Here is the "Secrets" view after adding all the necessary keys:
Step 2: Deploying the infrastructure
For deploying our infrastructure, we will execute the steps listed below (some of the steps are executed only when doing pull requests, others when pushing to specific branches). We will be looking at the development workflow from this point onwards. For more details regarding this step, here is the official documentation.
- Define the working directory: For the development workflow the working directory will be
infrastructure/development. On the provider.tf file under this directory, we have configured Terraform Cloud as the backend and we have also defined the workspace name for this environment.
- Setup Terraform: Retrieves the Terraform CLI used in the GitHub action workflow, reads the Terraform API token from the secret variables, and authenticates the CLI to Terraform Cloud.
- Terraform Format: Checks whether the configuration has been properly formatted. If the configuration isn't properly formatted this step will produce an error.
- Terraform Init: Initializes the configuration used in the GitHub action workflow.
- Terraform Plan: Generates a Terraform plan. Since provider.tf configures the Terraform Cloud integration, this step triggers a remote plan run in the Terraform Cloud. This step only runs on pull requests and continues running even if an error is thrown. The error will be caught and handled in the following step.
- Update Pull Request: Adds a comment to the pull request with the results of the format, init and plan steps. In addition, it displays the "plan" output (
steps.plan.outputs.stdout). This allows your team to review the results of the plan directly in the PR instead of opening Terraform Cloud. This step only runs on pull requests.
- Terraform Plan Status: Returns whether a plan was successfully generated or not. This is where the "plan" errors are caught. If an error happened, the process exits with status 1.
- Terraform Apply: Applies the configuration. This step will only run when a commit is pushed to one of our main branches (development, staging, production).
- Terraform Output: As a final step, we need to output a few variables which will be useful for the next steps in our pipeline.
Here is what our development workflow script contains till this point:
Step 3: Building and deploying the API

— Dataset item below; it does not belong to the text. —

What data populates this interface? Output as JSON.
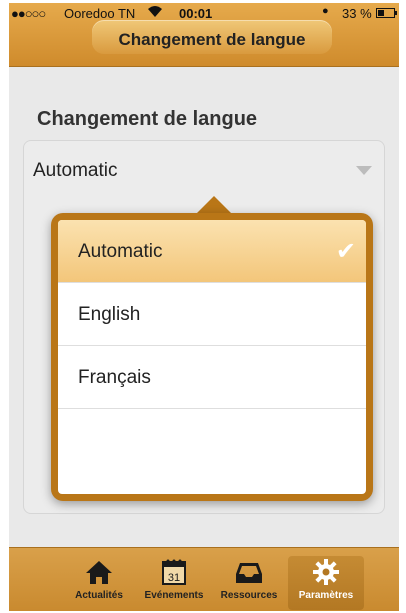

Our API is deployed in ECS containers. These are the steps we need to follow to build and push our image to the registry (after that, the new image is read automatically and the containers are recreated):
- Configure AWS Credentials: Using the AWS Access Key and Secret Key stored in our secrets, we authenticate the AWS plugins that are used in this step.
- Login to Amazon ECR: We use a plugin to log in to our container registry where we will push the generated image.
- Build, tag, and push the image to Amazon ECR: This step builds the docker image for the API, tags it with the "latest" tag, and pushes it to ECR.
Here is how the whole step looks:
Step 4: Building and deploying the Web clients
Our two web clients are built in React.js and hosted in S3 buckets. To build and deploy them, we execute the following steps:
- Configure AWS Credentials: Same as above.
- Build React App: Here we install all project dependencies, configure the local environment (e.g. define the API URL which the web client will consume), and build the application.
- Deploy app build to S3 bucket: In the last step, we push the generated build to the corresponding S3 bucket.
Here is how the code looks (for both web clients):
Testing the setup
For testing the whole setup, we can do the following:
- Implement a quick dummy feature in a feature branch (e.g.
- Do a pull request in
Here are some screenshots of different test scenarios:
- Full source code implementation: https://github.com/zeroabsolute/Terraform-AWS-ECS
- Automate Terraform: https://learn.hashicorp.com/collections/terraform/automation
- AWS for GitHub Actions: https://github.com/aws-actions
- GitHub Actions documentation: https://docs.github.com/en/actions